▸ INSTRUCTIONS TO FOLLOW: Reproduce all entries precisely, down to the last character.

****************

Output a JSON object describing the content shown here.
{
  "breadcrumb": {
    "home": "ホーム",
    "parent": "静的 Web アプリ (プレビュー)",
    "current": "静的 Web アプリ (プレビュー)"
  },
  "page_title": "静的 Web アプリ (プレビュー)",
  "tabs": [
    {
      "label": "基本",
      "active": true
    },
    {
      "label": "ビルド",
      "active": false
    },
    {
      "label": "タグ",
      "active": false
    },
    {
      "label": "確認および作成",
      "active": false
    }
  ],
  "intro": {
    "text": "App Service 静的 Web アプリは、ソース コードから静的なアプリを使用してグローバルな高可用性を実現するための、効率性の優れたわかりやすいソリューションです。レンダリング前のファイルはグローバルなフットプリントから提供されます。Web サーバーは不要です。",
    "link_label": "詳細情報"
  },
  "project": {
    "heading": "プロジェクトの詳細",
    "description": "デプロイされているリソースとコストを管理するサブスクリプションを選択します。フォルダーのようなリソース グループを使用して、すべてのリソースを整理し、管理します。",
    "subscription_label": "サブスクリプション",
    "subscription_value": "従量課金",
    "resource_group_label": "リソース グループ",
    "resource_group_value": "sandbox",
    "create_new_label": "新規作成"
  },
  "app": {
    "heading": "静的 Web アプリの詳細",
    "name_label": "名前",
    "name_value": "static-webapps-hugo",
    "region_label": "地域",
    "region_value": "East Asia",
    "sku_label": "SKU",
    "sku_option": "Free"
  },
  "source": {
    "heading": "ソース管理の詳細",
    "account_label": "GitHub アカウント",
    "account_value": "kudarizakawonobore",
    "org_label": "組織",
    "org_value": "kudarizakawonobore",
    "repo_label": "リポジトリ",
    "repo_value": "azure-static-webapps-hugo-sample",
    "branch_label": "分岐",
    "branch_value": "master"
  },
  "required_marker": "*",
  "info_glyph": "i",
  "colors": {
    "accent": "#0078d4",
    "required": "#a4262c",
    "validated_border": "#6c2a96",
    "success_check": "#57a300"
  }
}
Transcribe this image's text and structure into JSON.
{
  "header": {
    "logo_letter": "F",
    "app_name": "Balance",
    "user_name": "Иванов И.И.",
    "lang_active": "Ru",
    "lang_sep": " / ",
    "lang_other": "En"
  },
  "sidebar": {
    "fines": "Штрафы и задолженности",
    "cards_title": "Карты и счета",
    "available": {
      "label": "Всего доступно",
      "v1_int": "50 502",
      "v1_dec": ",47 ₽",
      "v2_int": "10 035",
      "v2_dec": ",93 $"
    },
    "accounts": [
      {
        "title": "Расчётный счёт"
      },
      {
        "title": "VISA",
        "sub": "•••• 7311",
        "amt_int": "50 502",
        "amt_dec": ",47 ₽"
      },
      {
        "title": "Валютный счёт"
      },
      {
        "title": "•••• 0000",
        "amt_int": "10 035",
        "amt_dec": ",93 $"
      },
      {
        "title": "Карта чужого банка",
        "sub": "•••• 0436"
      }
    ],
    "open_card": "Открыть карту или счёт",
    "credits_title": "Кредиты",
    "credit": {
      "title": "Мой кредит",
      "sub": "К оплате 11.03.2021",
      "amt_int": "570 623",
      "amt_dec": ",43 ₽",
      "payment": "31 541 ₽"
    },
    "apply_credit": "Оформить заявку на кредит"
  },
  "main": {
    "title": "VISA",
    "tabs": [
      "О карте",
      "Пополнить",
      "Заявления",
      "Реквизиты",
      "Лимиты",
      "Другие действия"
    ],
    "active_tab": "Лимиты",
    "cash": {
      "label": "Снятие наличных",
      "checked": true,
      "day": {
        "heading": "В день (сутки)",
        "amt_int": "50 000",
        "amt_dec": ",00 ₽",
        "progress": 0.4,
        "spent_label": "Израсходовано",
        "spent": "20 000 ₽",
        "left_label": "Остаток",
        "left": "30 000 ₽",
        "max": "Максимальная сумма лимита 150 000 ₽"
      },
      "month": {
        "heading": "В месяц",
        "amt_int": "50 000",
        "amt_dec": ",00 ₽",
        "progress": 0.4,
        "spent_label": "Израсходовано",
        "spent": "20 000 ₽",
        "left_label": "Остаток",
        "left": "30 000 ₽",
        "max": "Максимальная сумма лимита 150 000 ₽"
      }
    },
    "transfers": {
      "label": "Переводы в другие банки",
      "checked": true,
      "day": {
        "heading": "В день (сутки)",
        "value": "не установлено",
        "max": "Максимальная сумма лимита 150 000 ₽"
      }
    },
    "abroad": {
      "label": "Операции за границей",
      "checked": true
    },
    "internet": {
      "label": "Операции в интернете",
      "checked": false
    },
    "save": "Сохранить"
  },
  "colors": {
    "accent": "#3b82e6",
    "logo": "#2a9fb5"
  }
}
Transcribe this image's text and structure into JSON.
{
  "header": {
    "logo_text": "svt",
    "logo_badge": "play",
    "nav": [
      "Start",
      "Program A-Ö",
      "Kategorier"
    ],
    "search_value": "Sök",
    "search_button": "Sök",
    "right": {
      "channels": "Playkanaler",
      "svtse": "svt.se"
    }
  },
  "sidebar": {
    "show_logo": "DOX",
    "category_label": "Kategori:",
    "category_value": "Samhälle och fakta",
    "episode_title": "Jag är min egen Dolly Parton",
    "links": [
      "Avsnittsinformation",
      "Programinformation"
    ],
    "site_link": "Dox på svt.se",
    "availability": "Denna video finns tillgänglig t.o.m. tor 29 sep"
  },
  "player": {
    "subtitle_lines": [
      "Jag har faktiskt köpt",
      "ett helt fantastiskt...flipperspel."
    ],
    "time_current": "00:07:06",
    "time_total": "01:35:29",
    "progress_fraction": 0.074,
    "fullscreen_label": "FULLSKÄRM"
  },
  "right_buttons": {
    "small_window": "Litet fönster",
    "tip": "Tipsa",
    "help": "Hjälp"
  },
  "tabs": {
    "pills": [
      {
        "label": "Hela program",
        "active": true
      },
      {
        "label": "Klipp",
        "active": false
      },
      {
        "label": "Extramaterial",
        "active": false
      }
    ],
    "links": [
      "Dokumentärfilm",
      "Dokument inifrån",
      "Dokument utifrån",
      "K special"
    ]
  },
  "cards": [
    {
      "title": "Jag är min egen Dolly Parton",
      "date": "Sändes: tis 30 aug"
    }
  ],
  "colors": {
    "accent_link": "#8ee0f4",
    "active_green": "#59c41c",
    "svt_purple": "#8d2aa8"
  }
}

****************

▸ EXPECTED ANSWER:
Output a JSON object describing the content shown here.
{
  "breadcrumb": {
    "home": "ホーム",
    "parent": "静的 Web アプリ (プレビュー)",
    "current": "静的 Web アプリ (プレビュー)"
  },
  "page_title": "静的 Web アプリ (プレビュー)",
  "tabs": [
    {
      "label": "基本",
      "active": true
    },
    {
      "label": "ビルド",
      "active": false
    },
    {
      "label": "タグ",
      "active": false
    },
    {
      "label": "確認および作成",
      "active": false
    }
  ],
  "intro": {
    "text": "App Service 静的 Web アプリは、ソース コードから静的なアプリを使用してグローバルな高可用性を実現するための、効率性の優れたわかりやすいソリューションです。レンダリング前のファイルはグローバルなフットプリントから提供されます。Web サーバーは不要です。",
    "link_label": "詳細情報"
  },
  "project": {
    "heading": "プロジェクトの詳細",
    "description": "デプロイされているリソースとコストを管理するサブスクリプションを選択します。フォルダーのようなリソース グループを使用して、すべてのリソースを整理し、管理します。",
    "subscription_label": "サブスクリプション",
    "subscription_value": "従量課金",
    "resource_group_label": "リソース グループ",
    "resource_group_value": "sandbox",
    "create_new_label": "新規作成"
  },
  "app": {
    "heading": "静的 Web アプリの詳細",
    "name_label": "名前",
    "name_value": "static-webapps-hugo",
    "region_label": "地域",
    "region_value": "East Asia",
    "sku_label": "SKU",
    "sku_option": "Free"
  },
  "source": {
    "heading": "ソース管理の詳細",
    "account_label": "GitHub アカウント",
    "account_value": "kudarizakawonobore",
    "org_label": "組織",
    "org_value": "kudarizakawonobore",
    "repo_label": "リポジトリ",
    "repo_value": "azure-static-webapps-hugo-sample",
    "branch_label": "分岐",
    "branch_value": "master"
  },
  "required_marker": "*",
  "info_glyph": "i",
  "colors": {
    "accent": "#0078d4",
    "required": "#a4262c",
    "validated_border": "#6c2a96",
    "success_check": "#57a300"
  }
}
Transcribe this image's text and structure into JSON.
{
  "header": {
    "logo_letter": "F",
    "app_name": "Balance",
    "user_name": "Иванов И.И.",
    "lang_active": "Ru",
    "lang_sep": " / ",
    "lang_other": "En"
  },
  "sidebar": {
    "fines": "Штрафы и задолженности",
    "cards_title": "Карты и счета",
    "available": {
      "label": "Всего доступно",
      "v1_int": "50 502",
      "v1_dec": ",47 ₽",
      "v2_int": "10 035",
      "v2_dec": ",93 $"
    },
    "accounts": [
      {
        "title": "Расчётный счёт"
      },
      {
        "title": "VISA",
        "sub": "•••• 7311",
        "amt_int": "50 502",
        "amt_dec": ",47 ₽"
      },
      {
        "title": "Валютный счёт"
      },
      {
        "title": "•••• 0000",
        "amt_int": "10 035",
        "amt_dec": ",93 $"
      },
      {
        "title": "Карта чужого банка",
        "sub": "•••• 0436"
      }
    ],
    "open_card": "Открыть карту или счёт",
    "credits_title": "Кредиты",
    "credit": {
      "title": "Мой кредит",
      "sub": "К оплате 11.03.2021",
      "amt_int": "570 623",
      "amt_dec": ",43 ₽",
      "payment": "31 541 ₽"
    },
    "apply_credit": "Оформить заявку на кредит"
  },
  "main": {
    "title": "VISA",
    "tabs": [
      "О карте",
      "Пополнить",
      "Заявления",
      "Реквизиты",
      "Лимиты",
      "Другие действия"
    ],
    "active_tab": "Лимиты",
    "cash": {
      "label": "Снятие наличных",
      "checked": true,
      "day": {
        "heading": "В день (сутки)",
        "amt_int": "50 000",
        "amt_dec": ",00 ₽",
        "progress": 0.4,
        "spent_label": "Израсходовано",
        "spent": "20 000 ₽",
        "left_label": "Остаток",
        "left": "30 000 ₽",
        "max": "Максимальная сумма лимита 150 000 ₽"
      },
      "month": {
        "heading": "В месяц",
        "amt_int": "50 000",
        "amt_dec": ",00 ₽",
        "progress": 0.4,
        "spent_label": "Израсходовано",
        "spent": "20 000 ₽",
        "left_label": "Остаток",
        "left": "30 000 ₽",
        "max": "Максимальная сумма лимита 150 000 ₽"
      }
    },
    "transfers": {
      "label": "Переводы в другие банки",
      "checked": true,
      "day": {
        "heading": "В день (сутки)",
        "value": "не установлено",
        "max": "Максимальная сумма лимита 150 000 ₽"
      }
    },
    "abroad": {
      "label": "Операции за границей",
      "checked": true
    },
    "internet": {
      "label": "Операции в интернете",
      "checked": false
    },
    "save": "Сохранить"
  },
  "colors": {
    "accent": "#3b82e6",
    "logo": "#2a9fb5"
  }
}
Transcribe this image's text and structure into JSON.
{
  "header": {
    "logo_text": "svt",
    "logo_badge": "play",
    "nav": [
      "Start",
      "Program A-Ö",
      "Kategorier"
    ],
    "search_value": "Sök",
    "search_button": "Sök",
    "right": {
      "channels": "Playkanaler",
      "svtse": "svt.se"
    }
  },
  "sidebar": {
    "show_logo": "DOX",
    "category_label": "Kategori:",
    "category_value": "Samhälle och fakta",
    "episode_title": "Jag är min egen Dolly Parton",
    "links": [
      "Avsnittsinformation",
      "Programinformation"
    ],
    "site_link": "Dox på svt.se",
    "availability": "Denna video finns tillgänglig t.o.m. tor 29 sep"
  },
  "player": {
    "subtitle_lines": [
      "Jag har faktiskt köpt",
      "ett helt fantastiskt...flipperspel."
    ],
    "time_current": "00:07:06",
    "time_total": "01:35:29",
    "progress_fraction": 0.074,
    "fullscreen_label": "FULLSKÄRM"
  },
  "right_buttons": {
    "small_window": "Litet fönster",
    "tip": "Tipsa",
    "help": "Hjälp"
  },
  "tabs": {
    "pills": [
      {
        "label": "Hela program",
        "active": true
      },
      {
        "label": "Klipp",
        "active": false
      },
      {
        "label": "Extramaterial",
        "active": false
      }
    ],
    "links": [
      "Dokumentärfilm",
      "Dokument inifrån",
      "Dokument utifrån",
      "K special"
    ]
  },
  "cards": [
    {
      "title": "Jag är min egen Dolly Parton",
      "date": "Sändes: tis 30 aug"
    }
  ],
  "colors": {
    "accent_link": "#8ee0f4",
    "active_green": "#59c41c",
    "svt_purple": "#8d2aa8"
  }
}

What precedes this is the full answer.